### Aim of the task
For the string "this", find every matching line in the records and copy it.

Web page and app entries:
****************************************
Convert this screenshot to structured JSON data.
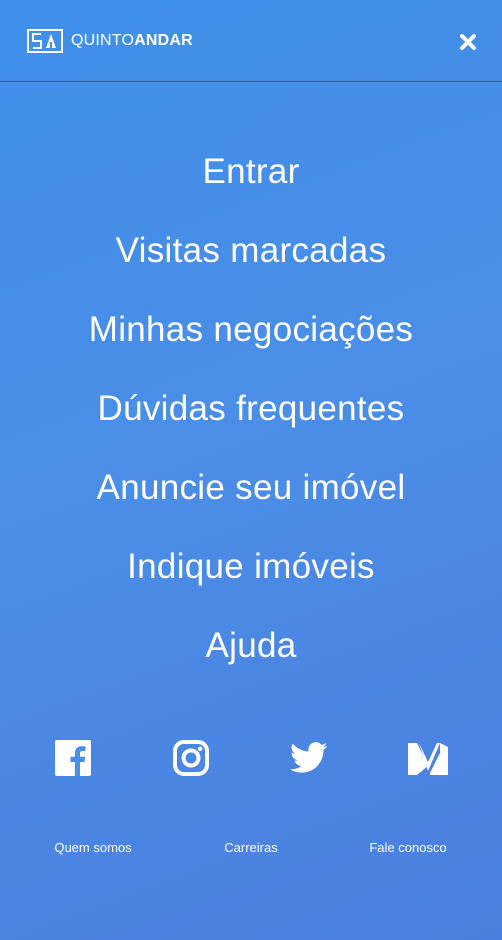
{
  "header": {
    "logo_text_light": "QUINTO",
    "logo_text_bold": "ANDAR",
    "logo_icon": "quintoandar-logo-icon",
    "close_icon": "close-icon"
  },
  "menu": {
    "items": [
      {
        "label": "Entrar"
      },
      {
        "label": "Visitas marcadas"
      },
      {
        "label": "Minhas negociações"
      },
      {
        "label": "Dúvidas frequentes"
      },
      {
        "label": "Anuncie seu imóvel"
      },
      {
        "label": "Indique imóveis"
      },
      {
        "label": "Ajuda"
      }
    ]
  },
  "social": {
    "icons": [
      "facebook-icon",
      "instagram-icon",
      "twitter-icon",
      "medium-icon"
    ]
  },
  "footer": {
    "links": [
      {
        "label": "Quem somos"
      },
      {
        "label": "Carreiras"
      },
      {
        "label": "Fale conosco"
      }
    ]
  },
  "colors": {
    "background_top": "#3f8fe9",
    "background_bottom": "#4b7fdf",
    "text": "#ffffff"
  }
}
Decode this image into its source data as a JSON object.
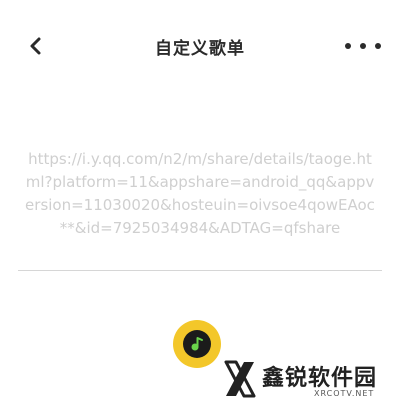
{
  "header": {
    "title": "自定义歌单",
    "back_icon": "chevron-left-icon",
    "more_icon": "more-horizontal-icon"
  },
  "content": {
    "url_text": "https://i.y.qq.com/n2/m/share/details/taoge.html?platform=11&appshare=android_qq&appversion=11030020&hosteuin=oivsoe4qowEAoc**&id=7925034984&ADTAG=qfshare"
  },
  "fab": {
    "icon": "music-note-icon",
    "color": "#f3c72a"
  },
  "watermark": {
    "name": "鑫锐软件园",
    "site": "XRCOTV.NET"
  }
}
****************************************
### Final answer
Convert this screenshot to structured JSON data.
Decode this image into its source data as a JSON object.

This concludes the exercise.